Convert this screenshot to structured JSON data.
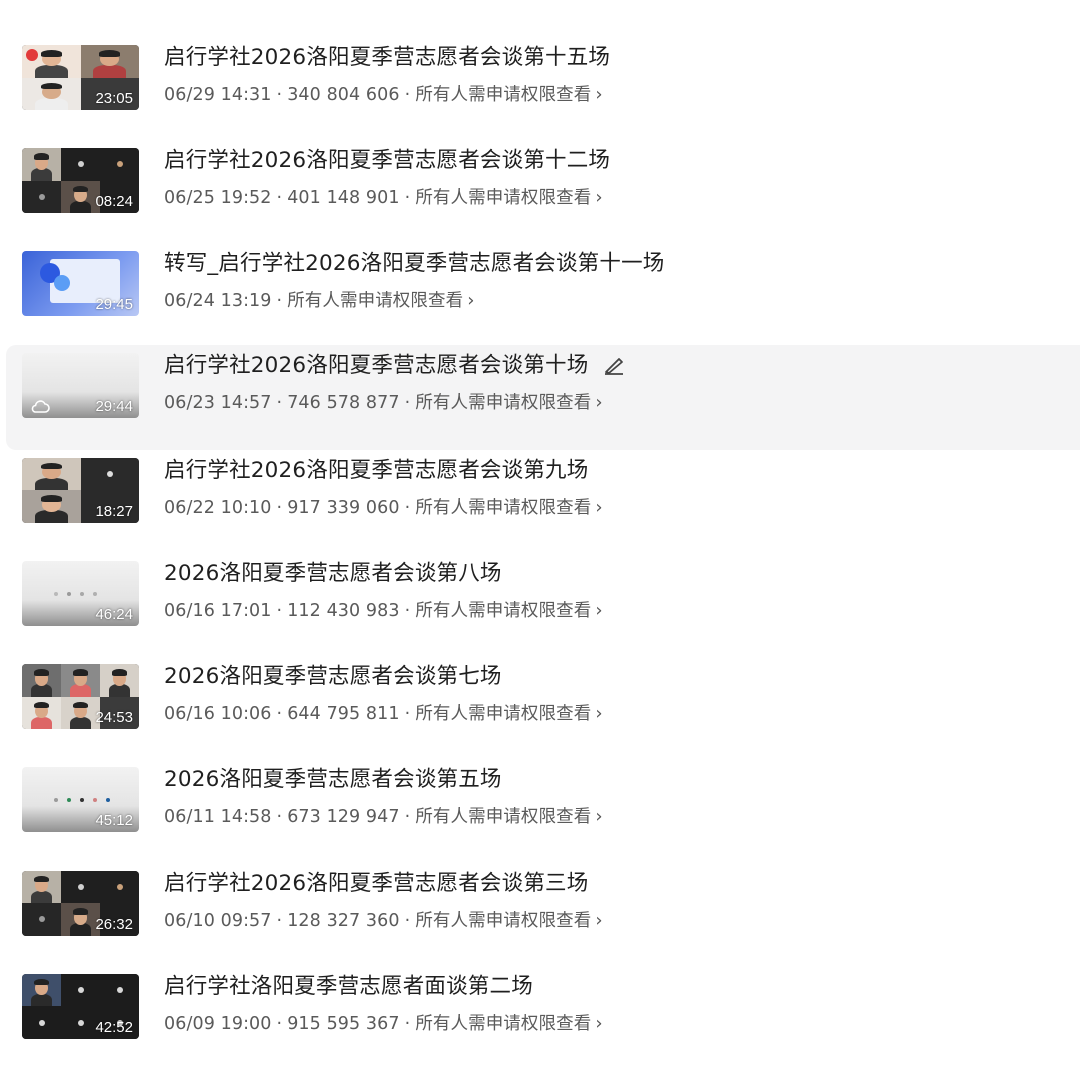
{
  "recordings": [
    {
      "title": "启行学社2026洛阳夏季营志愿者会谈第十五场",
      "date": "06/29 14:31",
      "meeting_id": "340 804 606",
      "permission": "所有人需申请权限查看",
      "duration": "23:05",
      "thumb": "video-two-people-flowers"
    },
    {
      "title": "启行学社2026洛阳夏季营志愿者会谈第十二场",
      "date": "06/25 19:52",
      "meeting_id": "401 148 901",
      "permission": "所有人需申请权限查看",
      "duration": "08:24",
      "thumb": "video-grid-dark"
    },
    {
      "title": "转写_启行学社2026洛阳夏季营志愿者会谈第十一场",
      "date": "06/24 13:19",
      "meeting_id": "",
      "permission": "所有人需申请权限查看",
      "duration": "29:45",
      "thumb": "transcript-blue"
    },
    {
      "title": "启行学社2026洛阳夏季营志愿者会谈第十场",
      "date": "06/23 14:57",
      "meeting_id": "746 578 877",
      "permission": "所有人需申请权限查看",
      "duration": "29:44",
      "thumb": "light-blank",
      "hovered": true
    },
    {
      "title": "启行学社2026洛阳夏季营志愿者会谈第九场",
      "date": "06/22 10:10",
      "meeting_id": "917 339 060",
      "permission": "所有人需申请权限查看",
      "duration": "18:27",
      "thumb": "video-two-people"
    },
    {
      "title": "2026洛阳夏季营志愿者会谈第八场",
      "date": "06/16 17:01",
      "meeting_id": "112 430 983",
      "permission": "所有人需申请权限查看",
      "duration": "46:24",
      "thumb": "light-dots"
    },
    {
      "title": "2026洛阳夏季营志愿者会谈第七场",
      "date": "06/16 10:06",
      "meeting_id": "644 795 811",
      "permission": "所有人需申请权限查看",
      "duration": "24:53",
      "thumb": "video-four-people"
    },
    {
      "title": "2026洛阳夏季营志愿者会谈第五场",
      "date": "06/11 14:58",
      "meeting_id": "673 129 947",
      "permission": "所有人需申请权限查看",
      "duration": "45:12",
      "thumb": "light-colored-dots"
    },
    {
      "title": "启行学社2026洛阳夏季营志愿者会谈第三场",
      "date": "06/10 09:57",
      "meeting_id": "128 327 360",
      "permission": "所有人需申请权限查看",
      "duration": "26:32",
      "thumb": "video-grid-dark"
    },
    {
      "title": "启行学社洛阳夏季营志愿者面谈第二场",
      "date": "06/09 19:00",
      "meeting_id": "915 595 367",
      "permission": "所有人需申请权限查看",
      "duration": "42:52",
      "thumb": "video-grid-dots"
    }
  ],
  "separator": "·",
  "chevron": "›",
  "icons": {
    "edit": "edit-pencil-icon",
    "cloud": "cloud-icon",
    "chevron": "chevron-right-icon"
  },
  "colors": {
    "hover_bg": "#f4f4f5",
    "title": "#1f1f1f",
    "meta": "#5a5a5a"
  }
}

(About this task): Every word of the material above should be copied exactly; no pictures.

(Exercise output):
Convert this screenshot to structured JSON data.
{
  "recordings": [
    {
      "title": "启行学社2026洛阳夏季营志愿者会谈第十五场",
      "date": "06/29 14:31",
      "meeting_id": "340 804 606",
      "permission": "所有人需申请权限查看",
      "duration": "23:05",
      "thumb": "video-two-people-flowers"
    },
    {
      "title": "启行学社2026洛阳夏季营志愿者会谈第十二场",
      "date": "06/25 19:52",
      "meeting_id": "401 148 901",
      "permission": "所有人需申请权限查看",
      "duration": "08:24",
      "thumb": "video-grid-dark"
    },
    {
      "title": "转写_启行学社2026洛阳夏季营志愿者会谈第十一场",
      "date": "06/24 13:19",
      "meeting_id": "",
      "permission": "所有人需申请权限查看",
      "duration": "29:45",
      "thumb": "transcript-blue"
    },
    {
      "title": "启行学社2026洛阳夏季营志愿者会谈第十场",
      "date": "06/23 14:57",
      "meeting_id": "746 578 877",
      "permission": "所有人需申请权限查看",
      "duration": "29:44",
      "thumb": "light-blank",
      "hovered": true
    },
    {
      "title": "启行学社2026洛阳夏季营志愿者会谈第九场",
      "date": "06/22 10:10",
      "meeting_id": "917 339 060",
      "permission": "所有人需申请权限查看",
      "duration": "18:27",
      "thumb": "video-two-people"
    },
    {
      "title": "2026洛阳夏季营志愿者会谈第八场",
      "date": "06/16 17:01",
      "meeting_id": "112 430 983",
      "permission": "所有人需申请权限查看",
      "duration": "46:24",
      "thumb": "light-dots"
    },
    {
      "title": "2026洛阳夏季营志愿者会谈第七场",
      "date": "06/16 10:06",
      "meeting_id": "644 795 811",
      "permission": "所有人需申请权限查看",
      "duration": "24:53",
      "thumb": "video-four-people"
    },
    {
      "title": "2026洛阳夏季营志愿者会谈第五场",
      "date": "06/11 14:58",
      "meeting_id": "673 129 947",
      "permission": "所有人需申请权限查看",
      "duration": "45:12",
      "thumb": "light-colored-dots"
    },
    {
      "title": "启行学社2026洛阳夏季营志愿者会谈第三场",
      "date": "06/10 09:57",
      "meeting_id": "128 327 360",
      "permission": "所有人需申请权限查看",
      "duration": "26:32",
      "thumb": "video-grid-dark"
    },
    {
      "title": "启行学社洛阳夏季营志愿者面谈第二场",
      "date": "06/09 19:00",
      "meeting_id": "915 595 367",
      "permission": "所有人需申请权限查看",
      "duration": "42:52",
      "thumb": "video-grid-dots"
    }
  ],
  "separator": "·",
  "chevron": "›",
  "icons": {
    "edit": "edit-pencil-icon",
    "cloud": "cloud-icon",
    "chevron": "chevron-right-icon"
  },
  "colors": {
    "hover_bg": "#f4f4f5",
    "title": "#1f1f1f",
    "meta": "#5a5a5a"
  }
}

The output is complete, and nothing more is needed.